# Requirement
Exactness is required throughout. Return every record once more.

# Data under study
++++
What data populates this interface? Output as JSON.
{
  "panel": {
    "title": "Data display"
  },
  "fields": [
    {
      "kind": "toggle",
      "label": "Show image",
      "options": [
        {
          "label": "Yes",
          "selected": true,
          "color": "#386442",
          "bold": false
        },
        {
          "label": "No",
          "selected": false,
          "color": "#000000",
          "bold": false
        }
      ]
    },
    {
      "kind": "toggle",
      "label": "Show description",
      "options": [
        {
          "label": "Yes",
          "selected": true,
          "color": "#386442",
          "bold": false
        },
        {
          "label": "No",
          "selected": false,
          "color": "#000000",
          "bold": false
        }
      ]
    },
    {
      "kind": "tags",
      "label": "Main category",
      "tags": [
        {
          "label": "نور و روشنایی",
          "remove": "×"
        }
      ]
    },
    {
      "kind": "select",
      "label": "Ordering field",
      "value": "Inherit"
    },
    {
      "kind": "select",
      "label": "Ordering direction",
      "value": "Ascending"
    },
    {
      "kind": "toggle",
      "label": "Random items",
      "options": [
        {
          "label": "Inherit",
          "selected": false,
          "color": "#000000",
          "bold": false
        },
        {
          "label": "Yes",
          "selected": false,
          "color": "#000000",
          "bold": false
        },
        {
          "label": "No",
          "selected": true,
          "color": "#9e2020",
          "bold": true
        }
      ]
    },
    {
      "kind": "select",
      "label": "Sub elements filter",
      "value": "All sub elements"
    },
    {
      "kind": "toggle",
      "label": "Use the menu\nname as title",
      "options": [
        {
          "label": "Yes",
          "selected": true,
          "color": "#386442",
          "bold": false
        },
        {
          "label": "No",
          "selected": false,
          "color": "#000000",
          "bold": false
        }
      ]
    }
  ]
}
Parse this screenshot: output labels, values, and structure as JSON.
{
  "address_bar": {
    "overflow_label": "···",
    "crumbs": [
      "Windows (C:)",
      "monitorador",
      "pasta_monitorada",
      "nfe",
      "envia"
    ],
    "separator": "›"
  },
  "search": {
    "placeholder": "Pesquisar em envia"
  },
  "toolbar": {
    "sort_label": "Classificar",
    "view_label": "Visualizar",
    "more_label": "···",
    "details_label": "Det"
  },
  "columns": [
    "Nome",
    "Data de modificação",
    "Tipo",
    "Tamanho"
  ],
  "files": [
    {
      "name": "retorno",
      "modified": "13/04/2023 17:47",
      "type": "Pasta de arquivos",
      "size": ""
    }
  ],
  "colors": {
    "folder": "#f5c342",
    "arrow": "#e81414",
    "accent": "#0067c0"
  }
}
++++
# Response below
What data populates this interface? Output as JSON.
{
  "panel": {
    "title": "Data display"
  },
  "fields": [
    {
      "kind": "toggle",
      "label": "Show image",
      "options": [
        {
          "label": "Yes",
          "selected": true,
          "color": "#386442",
          "bold": false
        },
        {
          "label": "No",
          "selected": false,
          "color": "#000000",
          "bold": false
        }
      ]
    },
    {
      "kind": "toggle",
      "label": "Show description",
      "options": [
        {
          "label": "Yes",
          "selected": true,
          "color": "#386442",
          "bold": false
        },
        {
          "label": "No",
          "selected": false,
          "color": "#000000",
          "bold": false
        }
      ]
    },
    {
      "kind": "tags",
      "label": "Main category",
      "tags": [
        {
          "label": "نور و روشنایی",
          "remove": "×"
        }
      ]
    },
    {
      "kind": "select",
      "label": "Ordering field",
      "value": "Inherit"
    },
    {
      "kind": "select",
      "label": "Ordering direction",
      "value": "Ascending"
    },
    {
      "kind": "toggle",
      "label": "Random items",
      "options": [
        {
          "label": "Inherit",
          "selected": false,
          "color": "#000000",
          "bold": false
        },
        {
          "label": "Yes",
          "selected": false,
          "color": "#000000",
          "bold": false
        },
        {
          "label": "No",
          "selected": true,
          "color": "#9e2020",
          "bold": true
        }
      ]
    },
    {
      "kind": "select",
      "label": "Sub elements filter",
      "value": "All sub elements"
    },
    {
      "kind": "toggle",
      "label": "Use the menu\nname as title",
      "options": [
        {
          "label": "Yes",
          "selected": true,
          "color": "#386442",
          "bold": false
        },
        {
          "label": "No",
          "selected": false,
          "color": "#000000",
          "bold": false
        }
      ]
    }
  ]
}
Parse this screenshot: output labels, values, and structure as JSON.
{
  "address_bar": {
    "overflow_label": "···",
    "crumbs": [
      "Windows (C:)",
      "monitorador",
      "pasta_monitorada",
      "nfe",
      "envia"
    ],
    "separator": "›"
  },
  "search": {
    "placeholder": "Pesquisar em envia"
  },
  "toolbar": {
    "sort_label": "Classificar",
    "view_label": "Visualizar",
    "more_label": "···",
    "details_label": "Det"
  },
  "columns": [
    "Nome",
    "Data de modificação",
    "Tipo",
    "Tamanho"
  ],
  "files": [
    {
      "name": "retorno",
      "modified": "13/04/2023 17:47",
      "type": "Pasta de arquivos",
      "size": ""
    }
  ],
  "colors": {
    "folder": "#f5c342",
    "arrow": "#e81414",
    "accent": "#0067c0"
  }
}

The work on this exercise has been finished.